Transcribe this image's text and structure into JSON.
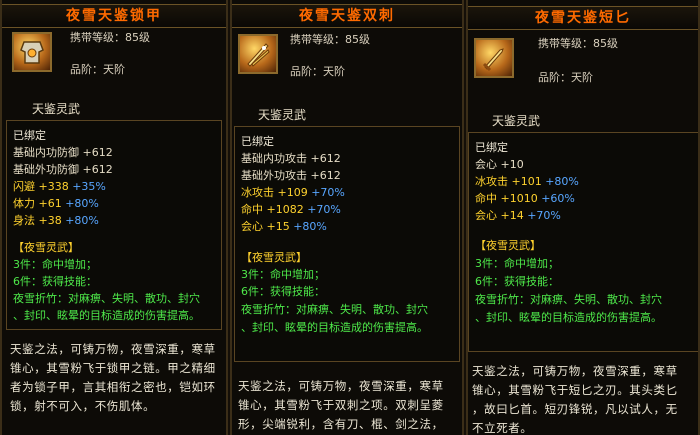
{
  "panels": [
    {
      "title": "夜雪天鉴锁甲",
      "icon": "armor-icon",
      "carry_level": "携带等级：85级",
      "grade": "品阶：天阶",
      "section": "天鉴灵武",
      "bound": "已绑定",
      "stats": [
        {
          "name": "基础内功防御",
          "value": "+612",
          "bonus": ""
        },
        {
          "name": "基础外功防御",
          "value": "+612",
          "bonus": ""
        },
        {
          "name": "闪避",
          "value": "+338",
          "bonus": "+35%"
        },
        {
          "name": "体力",
          "value": "+61",
          "bonus": "+80%"
        },
        {
          "name": "身法",
          "value": "+38",
          "bonus": "+80%"
        }
      ],
      "set_name": "【夜雪灵武】",
      "set_3": "3件：命中增加；",
      "set_6": "6件：获得技能：",
      "set_skill_1": "夜雪折竹：对麻痹、失明、散功、封穴",
      "set_skill_2": "、封印、眩晕的目标造成的伤害提高。",
      "lore": [
        "天鉴之法，可铸万物，夜雪深重，寒草",
        "锥心，其雪粉飞于锁甲之链。甲之精细",
        "者为锁子甲，言其相衔之密也，铠如环",
        "锁，射不可入，不伤肌体。"
      ]
    },
    {
      "title": "夜雪天鉴双刺",
      "icon": "twin-daggers-icon",
      "carry_level": "携带等级：85级",
      "grade": "品阶：天阶",
      "section": "天鉴灵武",
      "bound": "已绑定",
      "stats": [
        {
          "name": "基础内功攻击",
          "value": "+612",
          "bonus": ""
        },
        {
          "name": "基础外功攻击",
          "value": "+612",
          "bonus": ""
        },
        {
          "name": "冰攻击",
          "value": "+109",
          "bonus": "+70%"
        },
        {
          "name": "命中",
          "value": "+1082",
          "bonus": "+70%"
        },
        {
          "name": "会心",
          "value": "+15",
          "bonus": "+80%"
        }
      ],
      "set_name": "【夜雪灵武】",
      "set_3": "3件：命中增加；",
      "set_6": "6件：获得技能：",
      "set_skill_1": "夜雪折竹：对麻痹、失明、散功、封穴",
      "set_skill_2": "、封印、眩晕的目标造成的伤害提高。",
      "lore": [
        "天鉴之法，可铸万物，夜雪深重，寒草",
        "锥心，其雪粉飞于双刺之项。双刺呈菱",
        "形，尖端锐利，含有刀、棍、剑之法，"
      ]
    },
    {
      "title": "夜雪天鉴短匕",
      "icon": "dagger-icon",
      "carry_level": "携带等级：85级",
      "grade": "品阶：天阶",
      "section": "天鉴灵武",
      "bound": "已绑定",
      "stats": [
        {
          "name": "会心",
          "value": "+10",
          "bonus": ""
        },
        {
          "name": "冰攻击",
          "value": "+101",
          "bonus": "+80%"
        },
        {
          "name": "命中",
          "value": "+1010",
          "bonus": "+60%"
        },
        {
          "name": "会心",
          "value": "+14",
          "bonus": "+70%"
        }
      ],
      "set_name": "【夜雪灵武】",
      "set_3": "3件：命中增加；",
      "set_6": "6件：获得技能：",
      "set_skill_1": "夜雪折竹：对麻痹、失明、散功、封穴",
      "set_skill_2": "、封印、眩晕的目标造成的伤害提高。",
      "lore": [
        "天鉴之法，可铸万物，夜雪深重，寒草",
        "锥心，其雪粉飞于短匕之刃。其头类匕",
        "，故曰匕首。短刃锋锐，凡以试人，无",
        "不立死者。"
      ]
    }
  ]
}
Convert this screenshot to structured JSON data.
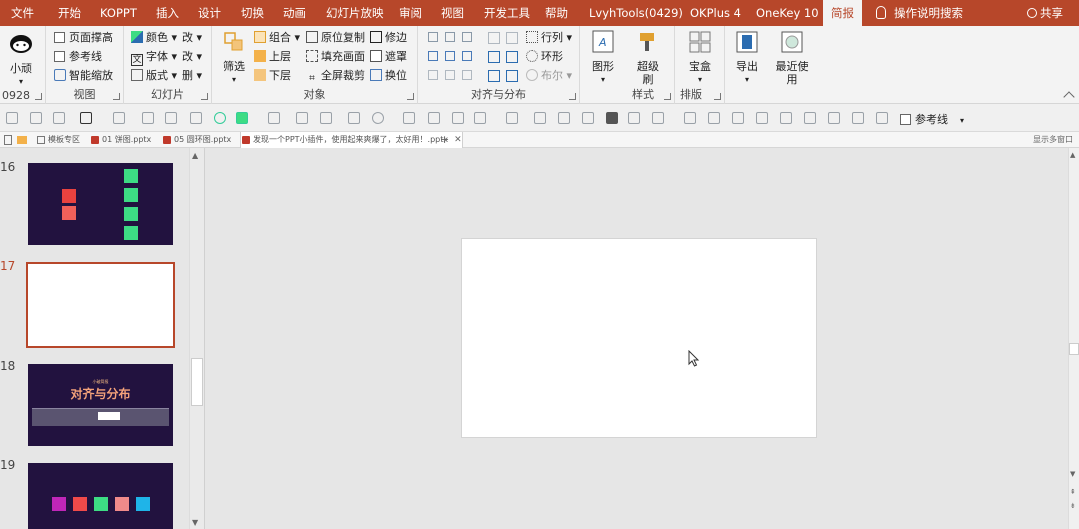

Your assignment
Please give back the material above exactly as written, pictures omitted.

Answer
Transcribe this image's text and structure into JSON.
{
  "panels": [
    {
      "title": "夜雪天鉴锁甲",
      "icon": "armor-icon",
      "carry_level": "携带等级：85级",
      "grade": "品阶：天阶",
      "section": "天鉴灵武",
      "bound": "已绑定",
      "stats": [
        {
          "name": "基础内功防御",
          "value": "+612",
          "bonus": ""
        },
        {
          "name": "基础外功防御",
          "value": "+612",
          "bonus": ""
        },
        {
          "name": "闪避",
          "value": "+338",
          "bonus": "+35%"
        },
        {
          "name": "体力",
          "value": "+61",
          "bonus": "+80%"
        },
        {
          "name": "身法",
          "value": "+38",
          "bonus": "+80%"
        }
      ],
      "set_name": "【夜雪灵武】",
      "set_3": "3件：命中增加；",
      "set_6": "6件：获得技能：",
      "set_skill_1": "夜雪折竹：对麻痹、失明、散功、封穴",
      "set_skill_2": "、封印、眩晕的目标造成的伤害提高。",
      "lore": [
        "天鉴之法，可铸万物，夜雪深重，寒草",
        "锥心，其雪粉飞于锁甲之链。甲之精细",
        "者为锁子甲，言其相衔之密也，铠如环",
        "锁，射不可入，不伤肌体。"
      ]
    },
    {
      "title": "夜雪天鉴双刺",
      "icon": "twin-daggers-icon",
      "carry_level": "携带等级：85级",
      "grade": "品阶：天阶",
      "section": "天鉴灵武",
      "bound": "已绑定",
      "stats": [
        {
          "name": "基础内功攻击",
          "value": "+612",
          "bonus": ""
        },
        {
          "name": "基础外功攻击",
          "value": "+612",
          "bonus": ""
        },
        {
          "name": "冰攻击",
          "value": "+109",
          "bonus": "+70%"
        },
        {
          "name": "命中",
          "value": "+1082",
          "bonus": "+70%"
        },
        {
          "name": "会心",
          "value": "+15",
          "bonus": "+80%"
        }
      ],
      "set_name": "【夜雪灵武】",
      "set_3": "3件：命中增加；",
      "set_6": "6件：获得技能：",
      "set_skill_1": "夜雪折竹：对麻痹、失明、散功、封穴",
      "set_skill_2": "、封印、眩晕的目标造成的伤害提高。",
      "lore": [
        "天鉴之法，可铸万物，夜雪深重，寒草",
        "锥心，其雪粉飞于双刺之项。双刺呈菱",
        "形，尖端锐利，含有刀、棍、剑之法，"
      ]
    },
    {
      "title": "夜雪天鉴短匕",
      "icon": "dagger-icon",
      "carry_level": "携带等级：85级",
      "grade": "品阶：天阶",
      "section": "天鉴灵武",
      "bound": "已绑定",
      "stats": [
        {
          "name": "会心",
          "value": "+10",
          "bonus": ""
        },
        {
          "name": "冰攻击",
          "value": "+101",
          "bonus": "+80%"
        },
        {
          "name": "命中",
          "value": "+1010",
          "bonus": "+60%"
        },
        {
          "name": "会心",
          "value": "+14",
          "bonus": "+70%"
        }
      ],
      "set_name": "【夜雪灵武】",
      "set_3": "3件：命中增加；",
      "set_6": "6件：获得技能：",
      "set_skill_1": "夜雪折竹：对麻痹、失明、散功、封穴",
      "set_skill_2": "、封印、眩晕的目标造成的伤害提高。",
      "lore": [
        "天鉴之法，可铸万物，夜雪深重，寒草",
        "锥心，其雪粉飞于短匕之刃。其头类匕",
        "，故曰匕首。短刃锋锐，凡以试人，无",
        "不立死者。"
      ]
    }
  ]
}
Convert this screenshot to structured JSON data.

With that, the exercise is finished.